Executed in walnut ink and highlighted with trims of white ink, this original dynamically depicts two birds caught in one another's full attention. This piece captures the whimsy, beauty and pure delight of the pointed pen.
8.5 " x 11"
Sailors of long ago looked to the heavens to find their way on this earth. Though the seas would churn and the winds would blow, the heavens remained their constant guide. Burning stars above would chart their course across tumultuous seas, which threatened to claim their lives. Beyond the stars sailors spoke of a greater force, which they believed kept them safe and guided them home- this was the divine.
A ‘sojourner’ is a traveler who does not stay long in any one place. Whether we are literally traveling across an open sea or simply making our way through life, we are all sojourners. So, within the center of the compass rose is a ship sailing across high seas- a reminder that life brings waves to crash against our hull and test the strength of our vessel.
Pen and Ink
$ 350.00 $ 400.00
"When peace like a river, attendeth my way,
When sorrows like sea billows roll
Whatever my lot, thou hast taught me to say
It is well, it is well, with my soul."
Weidmann gently weaves a sea of script back into the context from which it first transpired. In the 1800's, Horatio Spafford's, "It Is Well With My Soul," was penned while crossing the ocean scene where the lives of his four daughters were lost in a tragic shipwreck. These words, heavy with feeling and brilliant with praise and peace, are well-worn into the souls of many as one of the world's most beloved hymns. In the midst of terrible loss and heartache, we can declare, "it is well, it is well with my soul!"
Sold Out - $ 100.00
This Limited Edition is FINISHED! Every piece in this series has been collected. Thank you to all who have collected this piece over the years.
The reformation of traditional verbiage is a prevailing theme in Weidmann’s work. He strives to take calligraphy to a new level within fine art, as shown in this piece which dictates Isaiah 53:4-5 in one continuous trajectory. The line intersects upon itself ten times, ending at its beginning to create a crown of thorns from the written word. A drop of blood indicates the struggle described in the verses: “Surely he took up our pain and bore our suffering, yet we considered him punished by God, stricken by him, and afflicted.
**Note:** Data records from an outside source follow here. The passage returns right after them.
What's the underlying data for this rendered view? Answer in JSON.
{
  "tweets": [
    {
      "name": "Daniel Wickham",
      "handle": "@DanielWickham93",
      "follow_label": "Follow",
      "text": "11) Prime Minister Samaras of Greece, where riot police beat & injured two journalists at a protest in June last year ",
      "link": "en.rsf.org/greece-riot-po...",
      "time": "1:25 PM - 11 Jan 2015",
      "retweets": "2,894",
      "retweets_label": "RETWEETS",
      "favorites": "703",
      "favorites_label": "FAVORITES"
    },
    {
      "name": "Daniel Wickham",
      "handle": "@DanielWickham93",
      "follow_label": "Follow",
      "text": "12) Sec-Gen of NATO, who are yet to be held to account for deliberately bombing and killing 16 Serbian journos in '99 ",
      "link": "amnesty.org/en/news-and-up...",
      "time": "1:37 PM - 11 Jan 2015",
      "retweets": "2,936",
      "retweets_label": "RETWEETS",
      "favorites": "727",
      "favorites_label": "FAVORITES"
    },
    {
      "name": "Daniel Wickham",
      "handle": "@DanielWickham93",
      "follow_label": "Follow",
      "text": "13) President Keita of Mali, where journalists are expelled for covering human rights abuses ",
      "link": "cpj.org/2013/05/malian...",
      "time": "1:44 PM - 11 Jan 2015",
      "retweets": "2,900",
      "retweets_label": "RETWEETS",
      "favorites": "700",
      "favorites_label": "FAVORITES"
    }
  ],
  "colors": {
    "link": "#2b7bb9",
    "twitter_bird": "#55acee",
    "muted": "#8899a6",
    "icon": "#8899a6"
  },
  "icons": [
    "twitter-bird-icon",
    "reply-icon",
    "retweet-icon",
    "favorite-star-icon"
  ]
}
But he was pierced for our transgressions, he was crushed for our inequities; the punishment that brought us peace was on him, and by his wounds we are healed.”